▸ Items from an interface collection
↓↓↓
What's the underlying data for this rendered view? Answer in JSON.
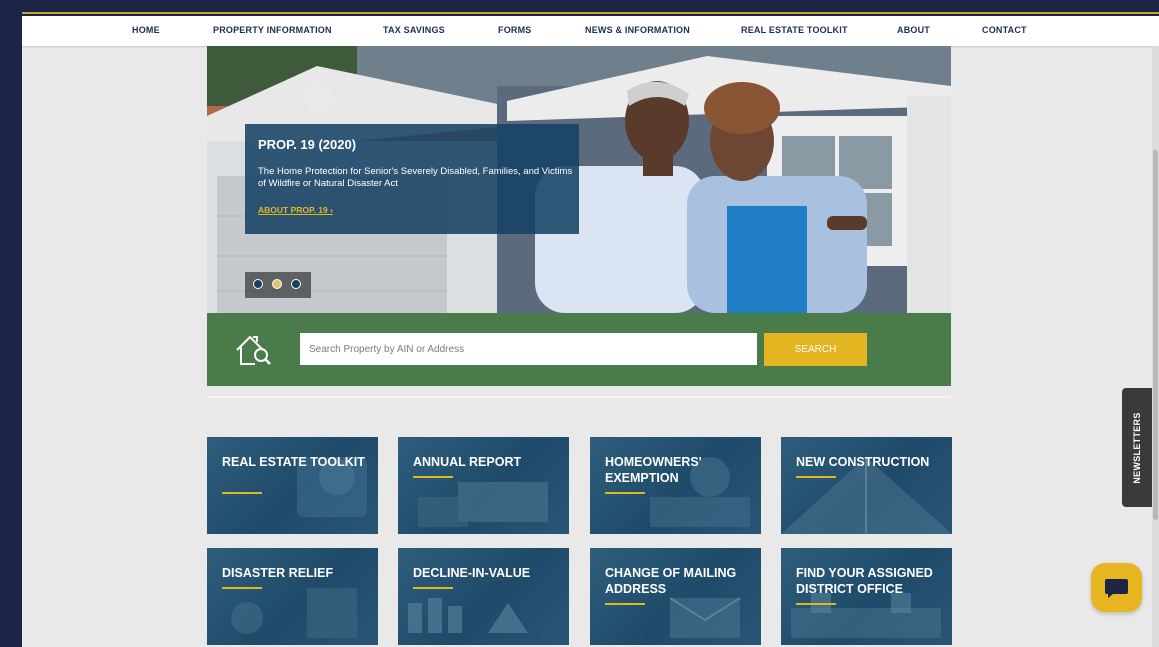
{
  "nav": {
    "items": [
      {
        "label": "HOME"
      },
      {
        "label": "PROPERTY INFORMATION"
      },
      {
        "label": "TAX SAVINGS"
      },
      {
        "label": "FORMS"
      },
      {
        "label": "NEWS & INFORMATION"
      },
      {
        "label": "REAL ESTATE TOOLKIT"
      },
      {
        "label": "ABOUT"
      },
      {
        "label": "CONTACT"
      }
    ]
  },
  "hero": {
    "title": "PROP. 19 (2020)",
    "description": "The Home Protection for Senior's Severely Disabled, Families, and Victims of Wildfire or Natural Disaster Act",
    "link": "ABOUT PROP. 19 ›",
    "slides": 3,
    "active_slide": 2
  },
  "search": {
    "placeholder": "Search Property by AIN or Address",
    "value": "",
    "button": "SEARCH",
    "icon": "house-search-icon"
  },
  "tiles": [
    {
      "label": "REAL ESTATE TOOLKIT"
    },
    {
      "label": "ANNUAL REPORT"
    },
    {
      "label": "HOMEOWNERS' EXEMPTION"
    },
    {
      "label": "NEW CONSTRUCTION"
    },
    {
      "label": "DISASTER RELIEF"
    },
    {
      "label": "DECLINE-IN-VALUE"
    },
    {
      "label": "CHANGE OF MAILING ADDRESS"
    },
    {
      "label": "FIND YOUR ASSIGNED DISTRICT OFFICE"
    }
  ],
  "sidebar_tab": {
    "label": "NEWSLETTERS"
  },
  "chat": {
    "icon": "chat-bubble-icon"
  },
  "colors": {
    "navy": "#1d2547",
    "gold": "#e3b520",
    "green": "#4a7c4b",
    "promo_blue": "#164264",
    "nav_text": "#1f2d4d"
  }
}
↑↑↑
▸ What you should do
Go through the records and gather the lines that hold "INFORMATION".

▸ Answer for the task
        "label": "PROPERTY INFORMATION"
        "label": "NEWS & INFORMATION"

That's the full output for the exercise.